By Michaud, Ellen
The Saturday Evening Post , Vol. 283, No. 6
The small shapes lay motionless, each cocooned in a protective sheath of wires and tubing as a team of nurses ministered to their needs. On this day, the pediatric intensive care unit at UCLA Medical Center was filled to capacity. Above the low hum of voices and the occasional squeak of a rubber shoe on polished floors floated the hypnotizing bleeps of monitoring equipment. A blue fluorescent light washed over everything and seemed to magnify the smallest detail--a few drops of blood here, a splash of yellow fluid there, the pale skin of a seriously ill child farther on. Parents hovered in corners, not wanting to get in the way, but fearful to leave.
Into this sanctum stepped Laura Berton-Botfeld with her therapy dog--a 70-lb blond poodle named Apollo. The father of one of the patients spotted them and came quickly to her side. "Over here," he said, tugging on her arm. Laura and Apollo moved to the bed of his 10-year-old daughter, whom we'll call Sophia to protect her privacy. The delicate, wan figure under the sheets had bacterial meningitis--an inflammation of the brain that can be fatal. By the time Laura and Apollo arrived, the girl had been in a coma for seven days, and things were not looking good. Doctors had told the parents to prepare for the worst.
Sophia's dad propped his daughter up with pillows. Her unseeing eyes were wide open, a beautiful blue, framed by lank blond hair.
Normally, with a patient's permission, Laura has Apollo jump up on a chair beside the bed then onto the bed itself. He's trained to sit with his broad back to patients so they can stroke him and nestle their fingers in his fur. In this case, because Sophia was not conscious, Laura urged Apollo only to sit on the chair, a position that left him practically nose to nose with the patient. "It was the weirdest thing," says Laura. "Sophia's eyes seemed to just lock onto Apollo's, and the dog's gaze was so intense I thought he was going to kiss her--something therapy dogs are trained not to do."
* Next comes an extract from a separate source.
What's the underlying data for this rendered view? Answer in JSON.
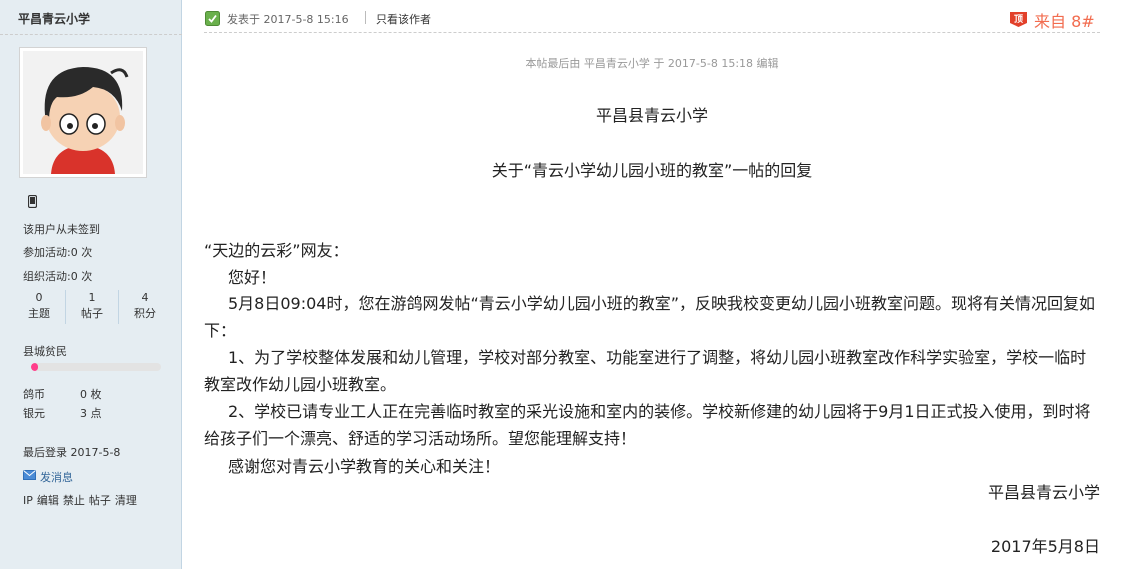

Eventually, Laura moved Apollo to the foot of the bed where he continued to watch the patient intently with his intelligent, poodle eyes for a good 20 minutes. But Sophia was unresponsive, and eventually Laura and Apollo moved on to other patients. A few hours later as she sat in a parking lot waiting to pick her daughter up from school, Laura's phone rang. It was Jack Barton, director of UCLA's People Animal Connection (PAC), the volunteer organization responsible for Laura, Apollo, and 49 other therapy-dog teams at UCLA.
"He said, 'Sophia just woke up,'" recalls Laura. "'And her first words were, "Where's Apollo?" How fast can you get back here?'"
In hospitals across the country, stories like Laura's are common. "I see miracles here every day," says Barton as he talks about the PAC program in the medical center's cafeteria. "People who just wake up. People who start eating. People who finally take their meds. People who are paralyzed and then suddenly move a couple of fingers to wave at a dog."
But if the healing associated with these dog visits is stunning, so are the sheer numbers of dogs and their humans now certified to provide Animal Assisted Therapy (AAT), the technical term that refers to using trained dogs intentionally as a therapeutic healing tool. The Delta Society, a non-profit organization that evaluates and certifies teams across the U.S., has gone from 700 AAT teams to a staggering 10,000 plus in less than 20 years while Therapy Dogs International, a non-profit that also credentials dogs, reports that it has fielded 20,000 teams in the U.S. and Canada.
Although dogs have been used for therapeutic purposes around the globe for years, today, particularly in the U.S., their use is driven by mounting evidence that dogs truly can heal. One look at a therapy dog strolling into a hospital room and a patient's blood pressure drops, heart rate slows, and the corrosive hormones generated by stress that damage arteries and play a part in so many diseases and disorders plummet. …